News from James Archer for January 2015

  • Sense of Place Sculpture.

    11:19 21 January 2015
    By Roland Wicksteed, Dave Jackson, Dave Almond, James Archer, Neil Winder, Ben Knipe

    Recently, James Mitchell (Woodland Craft) was requested to create a wood sculpture to evoke the special, distinctive and cherished aspects of the St. Catherine's estate and the Footprint.

    James saw a windblown oak in the woods at St.Catherine's and decided that this would be ideal wood from which to carve a sculpture.

    Skilful use of a chain saw.
    © Christian Shaw. 

    James uses a wood chisel for the more intricate and detailed work.
    (© Christian Shaw)

    Working in the wood at St. Catherine's close to the site of the fallen oak that provided the wood for the sculpture.
    (© Christian Shaw)

    The sculpture about to be put in place at the entrance to St Catherine's.

    A close up view of some of the fine detail work.

    St.Catherine's is a stronghold of the rare netted carpet moth...occupying pride of place at the base of the sculpture.

    We are grateful to James who, through his unique sculpture, has encapsulated the distinctive ambience or "Sense of place"  that permeates this property and reflects our 'Deepening Connections' initiative.

    Please click on link below.

    Finally these two images were taken from the sculpture's location on Monday, Jan 19th, after a recent snowfall.
    Above... The Langdale Pikes, and below...Wetherlam with a glimpse of England's largest lake...Windermere.

    What an outlook!
  • A Christmas present for Patterdale Primary School

    08:08 13 January 2015
    By Roland Wicksteed, Dave Jackson, Dave Almond, James Archer, Neil Winder, Ben Knipe

     During last year a number of high winds had blown down some rather large trees in Aira Force. You could almost say some of them were as big as a car!!

    They were beginning to make the pinetum area look rather untidy. So after a visit by our local primary school from Patterdale, it was decided that they could perhaps use them for something in their outside play area.

    With some help from our forestry team, the three substantial logs where delivered to the primary school.

    What to do with them now? It was decided that two of them would be transformed into log cars for the children to play on, easier said than done.

    It was time to get in the mind-set of a 7 year old, which to be honest for some of our Rangers this wasn't that hard.

    The plan was to use a chainsaw to carve out some seating areas. First the outline was marked with the tip of the saw; once all the lines matched up the final cut could be made.

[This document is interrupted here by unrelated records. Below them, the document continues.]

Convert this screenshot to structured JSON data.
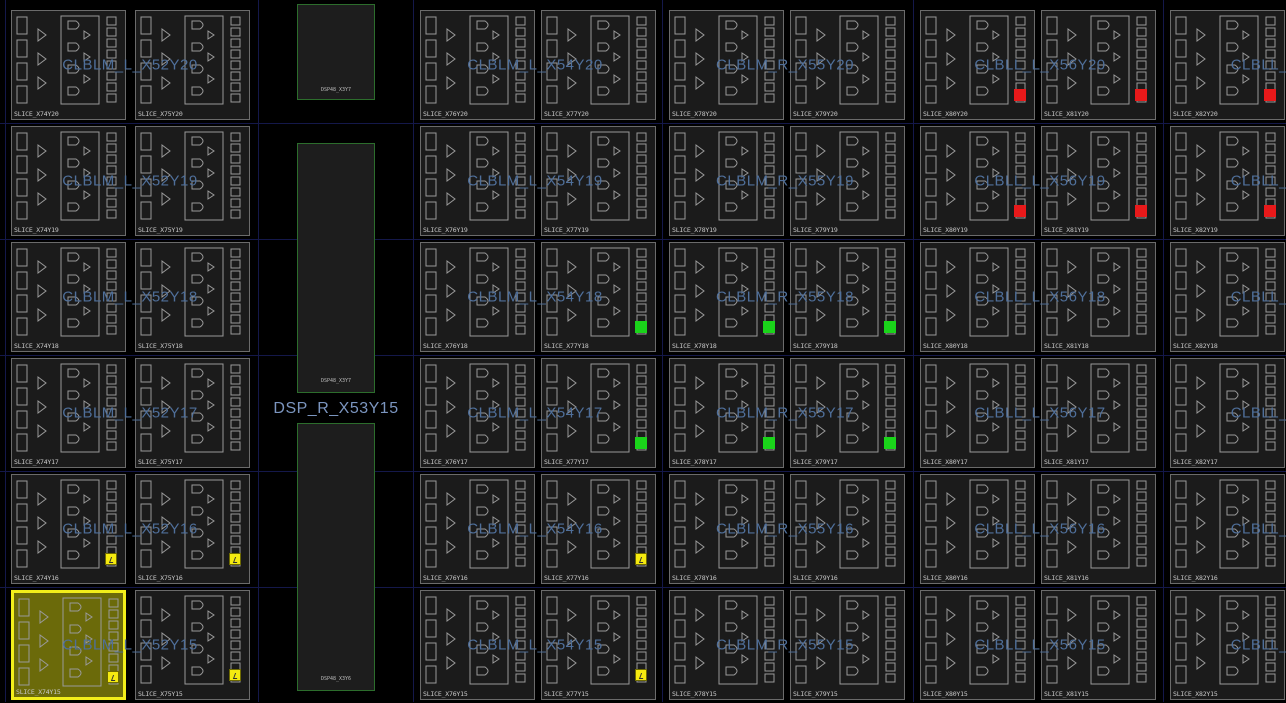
{
  "view": {
    "colors": {
      "background": "#000000",
      "slice_fill": "#1b1b1b",
      "slice_border": "#6b6b6b",
      "selected_fill": "#6b6a0a",
      "selected_border": "#f2ee1a",
      "marker_red": "#e8191a",
      "marker_green": "#1ad41a",
      "marker_yellow": "#f5ea10",
      "tile_label": "#4f6f9a",
      "dsp_border": "#2c6d2c"
    }
  },
  "rows": [
    {
      "y": 20,
      "slices": [
        {
          "label": "SLICE_X74Y20",
          "marker": null
        },
        {
          "label": "SLICE_X75Y20",
          "marker": null
        },
        {
          "label": "SLICE_X76Y20",
          "marker": null
        },
        {
          "label": "SLICE_X77Y20",
          "marker": null
        },
        {
          "label": "SLICE_X78Y20",
          "marker": null
        },
        {
          "label": "SLICE_X79Y20",
          "marker": null
        },
        {
          "label": "SLICE_X80Y20",
          "marker": "red"
        },
        {
          "label": "SLICE_X81Y20",
          "marker": "red"
        },
        {
          "label": "SLICE_X82Y20",
          "marker": "red"
        }
      ]
    },
    {
      "y": 19,
      "slices": [
        {
          "label": "SLICE_X74Y19",
          "marker": null
        },
        {
          "label": "SLICE_X75Y19",
          "marker": null
        },
        {
          "label": "SLICE_X76Y19",
          "marker": null
        },
        {
          "label": "SLICE_X77Y19",
          "marker": null
        },
        {
          "label": "SLICE_X78Y19",
          "marker": null
        },
        {
          "label": "SLICE_X79Y19",
          "marker": null
        },
        {
          "label": "SLICE_X80Y19",
          "marker": "red"
        },
        {
          "label": "SLICE_X81Y19",
          "marker": "red"
        },
        {
          "label": "SLICE_X82Y19",
          "marker": "red"
        }
      ]
    },
    {
      "y": 18,
      "slices": [
        {
          "label": "SLICE_X74Y18",
          "marker": null
        },
        {
          "label": "SLICE_X75Y18",
          "marker": null
        },
        {
          "label": "SLICE_X76Y18",
          "marker": null
        },
        {
          "label": "SLICE_X77Y18",
          "marker": "green"
        },
        {
          "label": "SLICE_X78Y18",
          "marker": "green"
        },
        {
          "label": "SLICE_X79Y18",
          "marker": "green"
        },
        {
          "label": "SLICE_X80Y18",
          "marker": null
        },
        {
          "label": "SLICE_X81Y18",
          "marker": null
        },
        {
          "label": "SLICE_X82Y18",
          "marker": null
        }
      ]
    },
    {
      "y": 17,
      "slices": [
        {
          "label": "SLICE_X74Y17",
          "marker": null
        },
        {
          "label": "SLICE_X75Y17",
          "marker": null
        },
        {
          "label": "SLICE_X76Y17",
          "marker": null
        },
        {
          "label": "SLICE_X77Y17",
          "marker": "green"
        },
        {
          "label": "SLICE_X78Y17",
          "marker": "green"
        },
        {
          "label": "SLICE_X79Y17",
          "marker": "green"
        },
        {
          "label": "SLICE_X80Y17",
          "marker": null
        },
        {
          "label": "SLICE_X81Y17",
          "marker": null
        },
        {
          "label": "SLICE_X82Y17",
          "marker": null
        }
      ]
    },
    {
      "y": 16,
      "slices": [
        {
          "label": "SLICE_X74Y16",
          "marker": "yellow"
        },
        {
          "label": "SLICE_X75Y16",
          "marker": "yellow"
        },
        {
          "label": "SLICE_X76Y16",
          "marker": null
        },
        {
          "label": "SLICE_X77Y16",
          "marker": "yellow"
        },
        {
          "label": "SLICE_X78Y16",
          "marker": null
        },
        {
          "label": "SLICE_X79Y16",
          "marker": null
        },
        {
          "label": "SLICE_X80Y16",
          "marker": null
        },
        {
          "label": "SLICE_X81Y16",
          "marker": null
        },
        {
          "label": "SLICE_X82Y16",
          "marker": null
        }
      ]
    },
    {
      "y": 15,
      "slices": [
        {
          "label": "SLICE_X74Y15",
          "marker": "yellow",
          "selected": true
        },
        {
          "label": "SLICE_X75Y15",
          "marker": "yellow"
        },
        {
          "label": "SLICE_X76Y15",
          "marker": null
        },
        {
          "label": "SLICE_X77Y15",
          "marker": "yellow"
        },
        {
          "label": "SLICE_X78Y15",
          "marker": null
        },
        {
          "label": "SLICE_X79Y15",
          "marker": null
        },
        {
          "label": "SLICE_X80Y15",
          "marker": null
        },
        {
          "label": "SLICE_X81Y15",
          "marker": null
        },
        {
          "label": "SLICE_X82Y15",
          "marker": null
        }
      ]
    }
  ],
  "tile_labels": [
    {
      "row": 20,
      "tiles": [
        "CLBLM_L_X52Y20",
        "CLBLM_L_X54Y20",
        "CLBLM_R_X55Y20",
        "CLBLL_L_X56Y20",
        "CLBLL_R"
      ]
    },
    {
      "row": 19,
      "tiles": [
        "CLBLM_L_X52Y19",
        "CLBLM_L_X54Y19",
        "CLBLM_R_X55Y19",
        "CLBLL_L_X56Y19",
        "CLBLL_R"
      ]
    },
    {
      "row": 18,
      "tiles": [
        "CLBLM_L_X52Y18",
        "CLBLM_L_X54Y18",
        "CLBLM_R_X55Y18",
        "CLBLL_L_X56Y18",
        "CLBLL_R"
      ]
    },
    {
      "row": 17,
      "tiles": [
        "CLBLM_L_X52Y17",
        "CLBLM_L_X54Y17",
        "CLBLM_R_X55Y17",
        "CLBLL_L_X56Y17",
        "CLBLL_R"
      ]
    },
    {
      "row": 16,
      "tiles": [
        "CLBLM_L_X52Y16",
        "CLBLM_L_X54Y16",
        "CLBLM_R_X55Y16",
        "CLBLL_L_X56Y16",
        "CLBLL_R"
      ]
    },
    {
      "row": 15,
      "tiles": [
        "CLBLM_L_X52Y15",
        "CLBLM_L_X54Y15",
        "CLBLM_R_X55Y15",
        "CLBLL_L_X56Y15",
        "CLBLL_R"
      ]
    }
  ],
  "dsp": {
    "tile_label": "DSP_R_X53Y15",
    "block_top_text": "DSP48_X3Y7",
    "block_bottom_text": "DSP48_X3Y6"
  }
}
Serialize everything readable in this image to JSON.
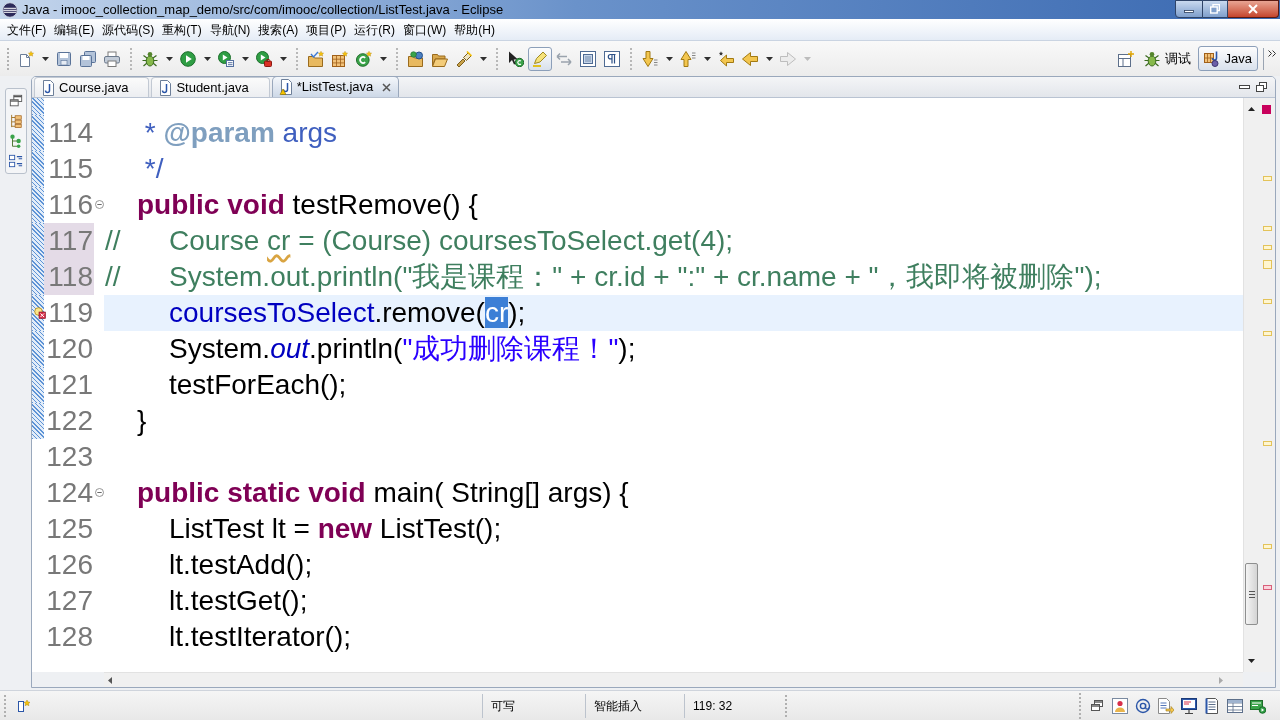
{
  "window": {
    "title": "Java - imooc_collection_map_demo/src/com/imooc/collection/ListTest.java - Eclipse"
  },
  "menu": [
    "文件(F)",
    "编辑(E)",
    "源代码(S)",
    "重构(T)",
    "导航(N)",
    "搜索(A)",
    "项目(P)",
    "运行(R)",
    "窗口(W)",
    "帮助(H)"
  ],
  "toolbar": {
    "highlight_toggle_pressed": true,
    "forward_enabled": false
  },
  "perspectives": [
    {
      "kind": "debug",
      "label": "调试",
      "selected": false
    },
    {
      "kind": "java",
      "label": "Java",
      "selected": true
    }
  ],
  "editor_tabs": [
    {
      "label": "Course.java",
      "selected": false,
      "warning": false
    },
    {
      "label": "Student.java",
      "selected": false,
      "warning": false
    },
    {
      "label": "*ListTest.java",
      "selected": true,
      "warning": true
    }
  ],
  "editor": {
    "lines": [
      {
        "number": "114",
        "in_range": true,
        "changed": false,
        "current": false,
        "foldable": false,
        "error_marker": false,
        "tokens": [
          {
            "kind": "javadoc",
            "text": "\t * "
          },
          {
            "kind": "javadoc_tag",
            "text": "@param"
          },
          {
            "kind": "javadoc",
            "text": " args"
          }
        ]
      },
      {
        "number": "115",
        "in_range": true,
        "changed": false,
        "current": false,
        "foldable": false,
        "error_marker": false,
        "tokens": [
          {
            "kind": "javadoc",
            "text": "\t */"
          }
        ]
      },
      {
        "number": "116",
        "in_range": true,
        "changed": false,
        "current": false,
        "foldable": true,
        "error_marker": false,
        "tokens": [
          {
            "kind": "keyword",
            "text": "\tpublic void"
          },
          {
            "kind": "plain",
            "text": " testRemove() {"
          }
        ]
      },
      {
        "number": "117",
        "in_range": true,
        "changed": true,
        "current": false,
        "foldable": false,
        "error_marker": false,
        "tokens": [
          {
            "kind": "comment",
            "text": "//\t\tCourse "
          },
          {
            "kind": "comment_flagged",
            "text": "cr"
          },
          {
            "kind": "comment",
            "text": " = (Course) coursesToSelect.get(4);"
          }
        ]
      },
      {
        "number": "118",
        "in_range": true,
        "changed": true,
        "current": false,
        "foldable": false,
        "error_marker": false,
        "tokens": [
          {
            "kind": "comment",
            "text": "//\t\tSystem.out.println(\"我是课程：\" + cr.id + \":\" + cr.name + \"，我即将被删除\");"
          }
        ]
      },
      {
        "number": "119",
        "in_range": true,
        "changed": false,
        "current": true,
        "foldable": false,
        "error_marker": true,
        "tokens": [
          {
            "kind": "field",
            "text": "\t\tcoursesToSelect"
          },
          {
            "kind": "plain",
            "text": ".remove("
          },
          {
            "kind": "selected",
            "text": "cr"
          },
          {
            "kind": "plain",
            "text": ");"
          }
        ]
      },
      {
        "number": "120",
        "in_range": true,
        "changed": false,
        "current": false,
        "foldable": false,
        "error_marker": false,
        "tokens": [
          {
            "kind": "plain",
            "text": "\t\tSystem."
          },
          {
            "kind": "static_field",
            "text": "out"
          },
          {
            "kind": "plain",
            "text": ".println("
          },
          {
            "kind": "string",
            "text": "\"成功删除课程！\""
          },
          {
            "kind": "plain",
            "text": ");"
          }
        ]
      },
      {
        "number": "121",
        "in_range": true,
        "changed": false,
        "current": false,
        "foldable": false,
        "error_marker": false,
        "tokens": [
          {
            "kind": "plain",
            "text": "\t\ttestForEach();"
          }
        ]
      },
      {
        "number": "122",
        "in_range": true,
        "changed": false,
        "current": false,
        "foldable": false,
        "error_marker": false,
        "tokens": [
          {
            "kind": "plain",
            "text": "\t}"
          }
        ]
      },
      {
        "number": "123",
        "in_range": false,
        "changed": false,
        "current": false,
        "foldable": false,
        "error_marker": false
      },
      {
        "number": "124",
        "in_range": false,
        "changed": false,
        "current": false,
        "foldable": true,
        "error_marker": false,
        "tokens": [
          {
            "kind": "keyword",
            "text": "\tpublic static void"
          },
          {
            "kind": "plain",
            "text": " main( String[] args) {"
          }
        ]
      },
      {
        "number": "125",
        "in_range": false,
        "changed": false,
        "current": false,
        "foldable": false,
        "error_marker": false,
        "tokens": [
          {
            "kind": "plain",
            "text": "\t\tListTest lt = "
          },
          {
            "kind": "keyword",
            "text": "new"
          },
          {
            "kind": "plain",
            "text": " ListTest();"
          }
        ]
      },
      {
        "number": "126",
        "in_range": false,
        "changed": false,
        "current": false,
        "foldable": false,
        "error_marker": false,
        "tokens": [
          {
            "kind": "plain",
            "text": "\t\tlt.testAdd();"
          }
        ]
      },
      {
        "number": "127",
        "in_range": false,
        "changed": false,
        "current": false,
        "foldable": false,
        "error_marker": false,
        "tokens": [
          {
            "kind": "plain",
            "text": "\t\tlt.testGet();"
          }
        ]
      },
      {
        "number": "128",
        "in_range": false,
        "changed": false,
        "current": false,
        "foldable": false,
        "error_marker": false,
        "tokens": [
          {
            "kind": "plain",
            "text": "\t\tlt.testIterator();"
          }
        ]
      }
    ]
  },
  "status_bar": {
    "fields": [
      "可写",
      "智能插入",
      "119: 32"
    ]
  }
}
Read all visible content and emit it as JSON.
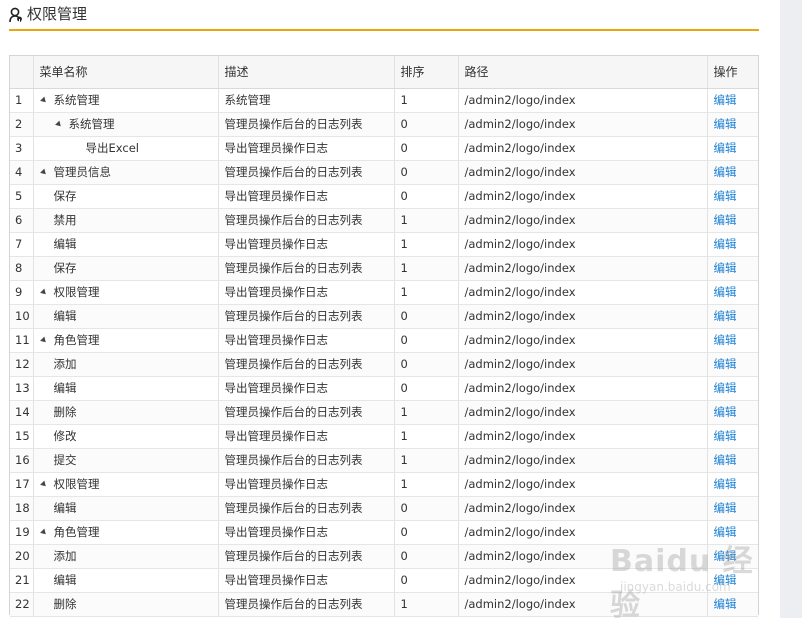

    The majority of the work could be done with the chainsaw, but some of the finer details had to be finished off by hand, with a chisel and hammer.

    A car wouldn't be a car without a steering wheel and wheels.

    After two days of work the cars where finally complete and ready for the children to enjoy.

  • Firewood for the Footprint.

    17:00 06 January 2015
    By Roland Wicksteed, Dave Jackson, Dave Almond, James Archer, Neil Winder, Ben Knipe

    Strong winds have recently blown several trees down over a woodland boundary wall at St. Catherine's. 

    Although this has added to our work, it presented the opportunity to replenish the fire wood stocks for the Footprint Building that is reliant on a large woodburner stove for heating its interior.

    Made a mess of the dry stone wall.

    The wall was repaired once the tree had been cut up and removed.

    A small windblown ash ready to be cut up for firewood.
    (Power barrow in the background waiting to be loaded up)

    Loads are brought to the wood store from site by power barrows, once again proving their worth by their ability to negotiate difficult to access, boggy ground.

    Log splitting, prior to stacking the firewood in the woodstore.

    There are several compartments in the wood store which allows for the firewood to be used in rotation. The wood in the most recently filled compartment is used last to allow it to "season".

    A large proportion of the firewood for the Footprint is sourced from windblown trees.

News from James Archer

Photo of James Archer

Lead Ranger for Great Langdale and the Lowther Commons.

I've worked in the Lakes for over 30 years now, with the last 28 for the National Trust! Originally I was involved with estate work and footpath maintenance. This lead on to a real interest in Public Access and the realisation that this landscape is so important to so many people around the world.

When not at work my interests are archaeology, geology, walking , mountain biking and now a (slightly nervous) novice sea kayaker!

07796 186680